INPUT FOR THIS TASK:
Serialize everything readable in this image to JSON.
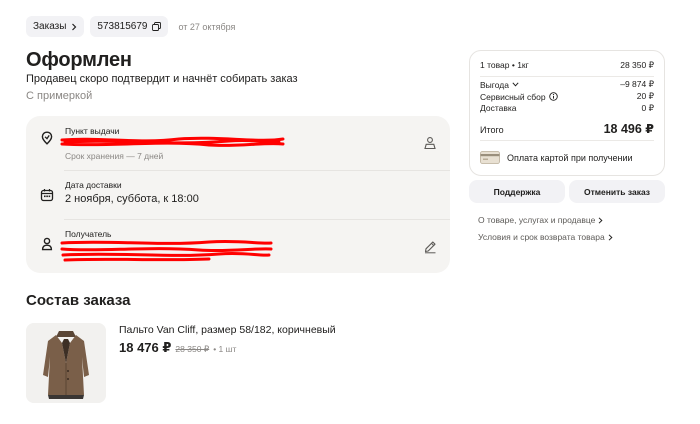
{
  "breadcrumb": {
    "orders_label": "Заказы",
    "order_number": "573815679",
    "order_date": "от 27 октября"
  },
  "status": {
    "title": "Оформлен",
    "subtitle": "Продавец скоро подтвердит и начнёт собирать заказ",
    "fitting": "С примеркой"
  },
  "pickup": {
    "label": "Пункт выдачи",
    "storage": "Срок хранения — 7 дней"
  },
  "delivery": {
    "label": "Дата доставки",
    "value": "2 ноября, суббота, к 18:00"
  },
  "recipient": {
    "label": "Получатель"
  },
  "composition": {
    "title": "Состав заказа",
    "product_name": "Пальто Van Cliff, размер 58/182, коричневый",
    "price_now": "18 476 ₽",
    "price_old": "28 350 ₽",
    "qty": "• 1 шт"
  },
  "summary": {
    "items_label": "1 товар • 1кг",
    "items_value": "28 350 ₽",
    "savings_label": "Выгода",
    "savings_value": "–9 874 ₽",
    "fee_label": "Сервисный сбор",
    "fee_value": "20 ₽",
    "delivery_label": "Доставка",
    "delivery_value": "0 ₽",
    "total_label": "Итого",
    "total_value": "18 496 ₽",
    "payment": "Оплата картой при получении"
  },
  "buttons": {
    "support": "Поддержка",
    "cancel": "Отменить заказ"
  },
  "links": {
    "about": "О товаре, услугах и продавце",
    "returns": "Условия и срок возврата товара"
  },
  "colors": {
    "redaction": "#ff0000",
    "card_bg": "#f5f4f2",
    "chip_bg": "#f2f2f5"
  }
}
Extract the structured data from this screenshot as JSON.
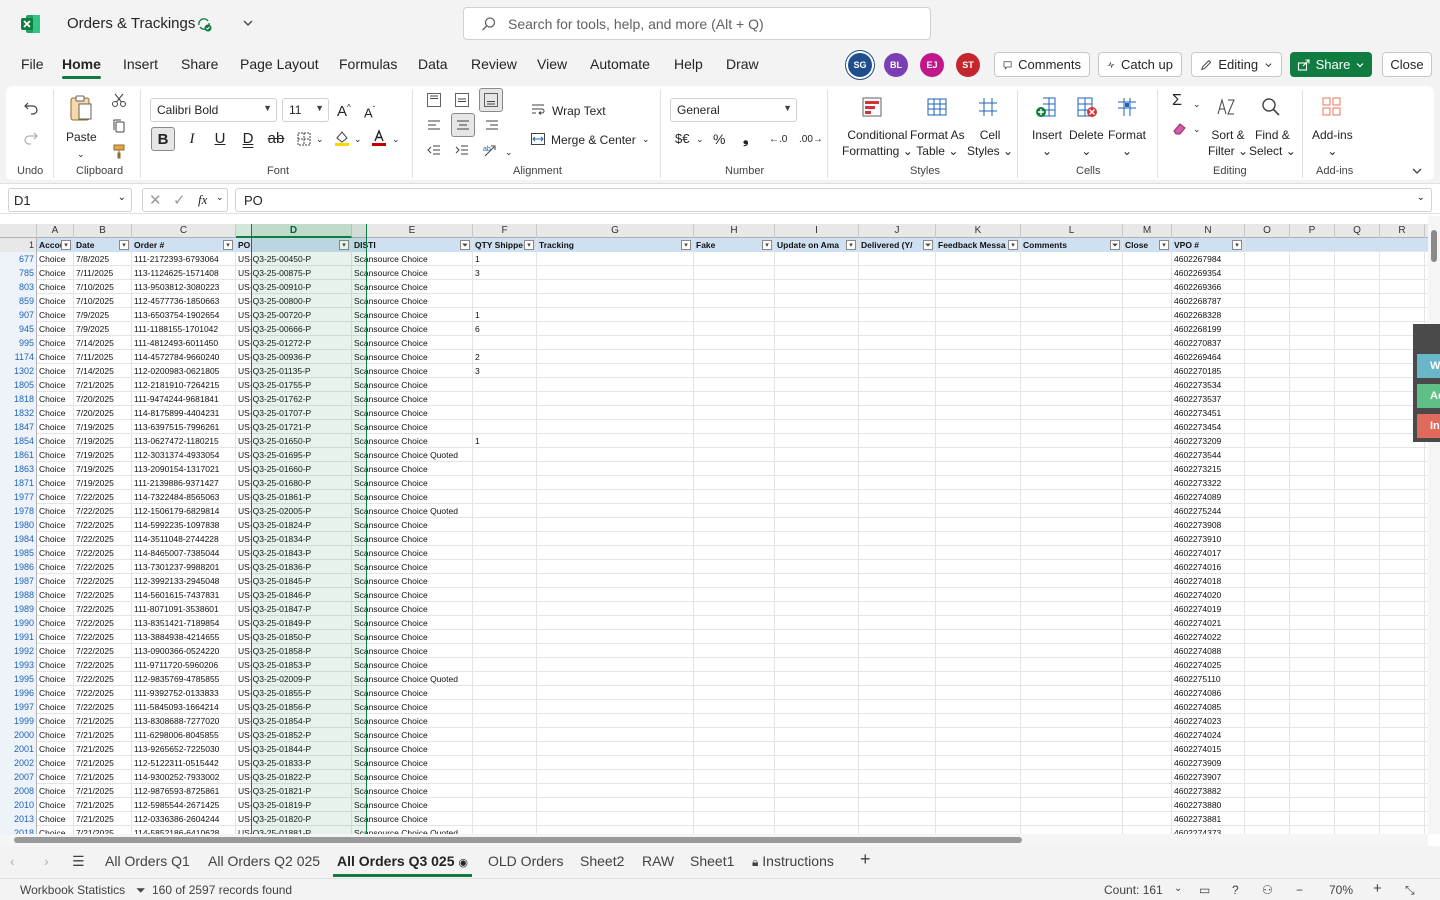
{
  "app": {
    "doc_title": "Orders & Trackings",
    "search_placeholder": "Search for tools, help, and more (Alt + Q)"
  },
  "menu": [
    "File",
    "Home",
    "Insert",
    "Share",
    "Page Layout",
    "Formulas",
    "Data",
    "Review",
    "View",
    "Automate",
    "Help",
    "Draw"
  ],
  "menu_active": "Home",
  "avatars": [
    {
      "initials": "SG",
      "color": "#1f4e8c"
    },
    {
      "initials": "BL",
      "color": "#7a3fb5"
    },
    {
      "initials": "EJ",
      "color": "#c0188b"
    },
    {
      "initials": "ST",
      "color": "#c4262e"
    }
  ],
  "header_buttons": {
    "comments": "Comments",
    "catchup": "Catch up",
    "editing": "Editing",
    "share": "Share",
    "close": "Close"
  },
  "ribbon": {
    "groups": {
      "undo": "Undo",
      "clipboard": "Clipboard",
      "font": "Font",
      "alignment": "Alignment",
      "number": "Number",
      "styles": "Styles",
      "cells": "Cells",
      "editing": "Editing",
      "addins": "Add-ins"
    },
    "paste": "Paste",
    "font_name": "Calibri Bold",
    "font_size": "11",
    "wrap_text": "Wrap Text",
    "merge_center": "Merge & Center",
    "number_format": "General",
    "conditional_formatting": [
      "Conditional",
      "Formatting"
    ],
    "format_as_table": [
      "Format As",
      "Table"
    ],
    "cell_styles": [
      "Cell",
      "Styles"
    ],
    "insert": "Insert",
    "delete": "Delete",
    "format": "Format",
    "sort_filter": [
      "Sort &",
      "Filter"
    ],
    "find_select": [
      "Find &",
      "Select"
    ],
    "addins_btn": "Add-ins"
  },
  "formula_bar": {
    "name_box": "D1",
    "formula": "PO"
  },
  "columns": [
    "A",
    "B",
    "C",
    "D",
    "E",
    "F",
    "G",
    "H",
    "I",
    "J",
    "K",
    "L",
    "M",
    "N",
    "O",
    "P",
    "Q",
    "R"
  ],
  "selected_column": "D",
  "header_row": {
    "num": "1",
    "cells": [
      "Accou",
      "Date",
      "Order #",
      "PO",
      "DISTI",
      "QTY Shippe",
      "Tracking",
      "Fake",
      "Update on Ama",
      "Delivered (Y/",
      "Feedback Messa",
      "Comments",
      "Close",
      "VPO #"
    ]
  },
  "rows": [
    [
      "677",
      "Choice",
      "7/8/2025",
      "111-2172393-6793064",
      "US-Q3-25-00450-P",
      "Scansource Choice",
      "1",
      "4602267984"
    ],
    [
      "785",
      "Choice",
      "7/11/2025",
      "113-1124625-1571408",
      "US-Q3-25-00875-P",
      "Scansource Choice",
      "3",
      "4602269354"
    ],
    [
      "803",
      "Choice",
      "7/10/2025",
      "113-9503812-3080223",
      "US-Q3-25-00910-P",
      "Scansource Choice",
      "",
      "4602269366"
    ],
    [
      "859",
      "Choice",
      "7/10/2025",
      "112-4577736-1850663",
      "US-Q3-25-00800-P",
      "Scansource Choice",
      "",
      "4602268787"
    ],
    [
      "907",
      "Choice",
      "7/9/2025",
      "113-6503754-1902654",
      "US-Q3-25-00720-P",
      "Scansource Choice",
      "1",
      "4602268328"
    ],
    [
      "945",
      "Choice",
      "7/9/2025",
      "111-1188155-1701042",
      "US-Q3-25-00666-P",
      "Scansource Choice",
      "6",
      "4602268199"
    ],
    [
      "995",
      "Choice",
      "7/14/2025",
      "111-4812493-6011450",
      "US-Q3-25-01272-P",
      "Scansource Choice",
      "",
      "4602270837"
    ],
    [
      "1174",
      "Choice",
      "7/11/2025",
      "114-4572784-9660240",
      "US-Q3-25-00936-P",
      "Scansource Choice",
      "2",
      "4602269464"
    ],
    [
      "1302",
      "Choice",
      "7/14/2025",
      "112-0200983-0621805",
      "US-Q3-25-01135-P",
      "Scansource Choice",
      "3",
      "4602270185"
    ],
    [
      "1805",
      "Choice",
      "7/21/2025",
      "112-2181910-7264215",
      "US-Q3-25-01755-P",
      "Scansource Choice",
      "",
      "4602273534"
    ],
    [
      "1818",
      "Choice",
      "7/20/2025",
      "111-9474244-9681841",
      "US-Q3-25-01762-P",
      "Scansource Choice",
      "",
      "4602273537"
    ],
    [
      "1832",
      "Choice",
      "7/20/2025",
      "114-8175899-4404231",
      "US-Q3-25-01707-P",
      "Scansource Choice",
      "",
      "4602273451"
    ],
    [
      "1847",
      "Choice",
      "7/19/2025",
      "113-6397515-7996261",
      "US-Q3-25-01721-P",
      "Scansource Choice",
      "",
      "4602273454"
    ],
    [
      "1854",
      "Choice",
      "7/19/2025",
      "113-0627472-1180215",
      "US-Q3-25-01650-P",
      "Scansource Choice",
      "1",
      "4602273209"
    ],
    [
      "1861",
      "Choice",
      "7/19/2025",
      "112-3031374-4933054",
      "US-Q3-25-01695-P",
      "Scansource Choice Quoted",
      "",
      "4602273544"
    ],
    [
      "1863",
      "Choice",
      "7/19/2025",
      "113-2090154-1317021",
      "US-Q3-25-01660-P",
      "Scansource Choice",
      "",
      "4602273215"
    ],
    [
      "1871",
      "Choice",
      "7/19/2025",
      "111-2139886-9371427",
      "US-Q3-25-01680-P",
      "Scansource Choice",
      "",
      "4602273322"
    ],
    [
      "1977",
      "Choice",
      "7/22/2025",
      "114-7322484-8565063",
      "US-Q3-25-01861-P",
      "Scansource Choice",
      "",
      "4602274089"
    ],
    [
      "1978",
      "Choice",
      "7/22/2025",
      "112-1506179-6829814",
      "US-Q3-25-02005-P",
      "Scansource Choice Quoted",
      "",
      "4602275244"
    ],
    [
      "1980",
      "Choice",
      "7/22/2025",
      "114-5992235-1097838",
      "US-Q3-25-01824-P",
      "Scansource Choice",
      "",
      "4602273908"
    ],
    [
      "1984",
      "Choice",
      "7/22/2025",
      "114-3511048-2744228",
      "US-Q3-25-01834-P",
      "Scansource Choice",
      "",
      "4602273910"
    ],
    [
      "1985",
      "Choice",
      "7/22/2025",
      "114-8465007-7385044",
      "US-Q3-25-01843-P",
      "Scansource Choice",
      "",
      "4602274017"
    ],
    [
      "1986",
      "Choice",
      "7/22/2025",
      "113-7301237-9988201",
      "US-Q3-25-01836-P",
      "Scansource Choice",
      "",
      "4602274016"
    ],
    [
      "1987",
      "Choice",
      "7/22/2025",
      "112-3992133-2945048",
      "US-Q3-25-01845-P",
      "Scansource Choice",
      "",
      "4602274018"
    ],
    [
      "1988",
      "Choice",
      "7/22/2025",
      "114-5601615-7437831",
      "US-Q3-25-01846-P",
      "Scansource Choice",
      "",
      "4602274020"
    ],
    [
      "1989",
      "Choice",
      "7/22/2025",
      "111-8071091-3538601",
      "US-Q3-25-01847-P",
      "Scansource Choice",
      "",
      "4602274019"
    ],
    [
      "1990",
      "Choice",
      "7/22/2025",
      "113-8351421-7189854",
      "US-Q3-25-01849-P",
      "Scansource Choice",
      "",
      "4602274021"
    ],
    [
      "1991",
      "Choice",
      "7/22/2025",
      "113-3884938-4214655",
      "US-Q3-25-01850-P",
      "Scansource Choice",
      "",
      "4602274022"
    ],
    [
      "1992",
      "Choice",
      "7/22/2025",
      "113-0900366-0524220",
      "US-Q3-25-01858-P",
      "Scansource Choice",
      "",
      "4602274088"
    ],
    [
      "1993",
      "Choice",
      "7/22/2025",
      "111-9711720-5960206",
      "US-Q3-25-01853-P",
      "Scansource Choice",
      "",
      "4602274025"
    ],
    [
      "1995",
      "Choice",
      "7/22/2025",
      "112-9835769-4785855",
      "US-Q3-25-02009-P",
      "Scansource Choice Quoted",
      "",
      "4602275110"
    ],
    [
      "1996",
      "Choice",
      "7/22/2025",
      "111-9392752-0133833",
      "US-Q3-25-01855-P",
      "Scansource Choice",
      "",
      "4602274086"
    ],
    [
      "1997",
      "Choice",
      "7/22/2025",
      "111-5845093-1664214",
      "US-Q3-25-01856-P",
      "Scansource Choice",
      "",
      "4602274085"
    ],
    [
      "1999",
      "Choice",
      "7/21/2025",
      "113-8308688-7277020",
      "US-Q3-25-01854-P",
      "Scansource Choice",
      "",
      "4602274023"
    ],
    [
      "2000",
      "Choice",
      "7/21/2025",
      "111-6298006-8045855",
      "US-Q3-25-01852-P",
      "Scansource Choice",
      "",
      "4602274024"
    ],
    [
      "2001",
      "Choice",
      "7/21/2025",
      "113-9265652-7225030",
      "US-Q3-25-01844-P",
      "Scansource Choice",
      "",
      "4602274015"
    ],
    [
      "2002",
      "Choice",
      "7/21/2025",
      "112-5122311-0515442",
      "US-Q3-25-01833-P",
      "Scansource Choice",
      "",
      "4602273909"
    ],
    [
      "2007",
      "Choice",
      "7/21/2025",
      "114-9300252-7933002",
      "US-Q3-25-01822-P",
      "Scansource Choice",
      "",
      "4602273907"
    ],
    [
      "2008",
      "Choice",
      "7/21/2025",
      "112-9876593-8725861",
      "US-Q3-25-01821-P",
      "Scansource Choice",
      "",
      "4602273882"
    ],
    [
      "2010",
      "Choice",
      "7/21/2025",
      "112-5985544-2671425",
      "US-Q3-25-01819-P",
      "Scansource Choice",
      "",
      "4602273880"
    ],
    [
      "2013",
      "Choice",
      "7/21/2025",
      "112-0336386-2604244",
      "US-Q3-25-01820-P",
      "Scansource Choice",
      "",
      "4602273881"
    ],
    [
      "2018",
      "Choice",
      "7/21/2025",
      "114-5852186-6410628",
      "US-Q3-25-01881-P",
      "Scansource Choice Quoted",
      "",
      "4602274373"
    ]
  ],
  "side_panel": [
    "W",
    "Ac",
    "In"
  ],
  "sheet_tabs": [
    "All Orders Q1",
    "All Orders Q2 025",
    "All Orders Q3 025",
    "OLD Orders",
    "Sheet2",
    "RAW",
    "Sheet1",
    "Instructions"
  ],
  "active_sheet": "All Orders Q3 025",
  "status": {
    "workbook_stats": "Workbook Statistics",
    "records": "160 of 2597 records found",
    "count": "Count: 161",
    "zoom": "70%"
  },
  "colors": {
    "accent": "#107c41",
    "header_fill": "#cfe0f1",
    "row_number": "#1d63b8"
  }
}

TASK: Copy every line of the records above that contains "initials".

COMPLETED TASK:
      "initials": "SG",
      "initials": "BL",
      "initials": "EJ",
      "initials": "ST",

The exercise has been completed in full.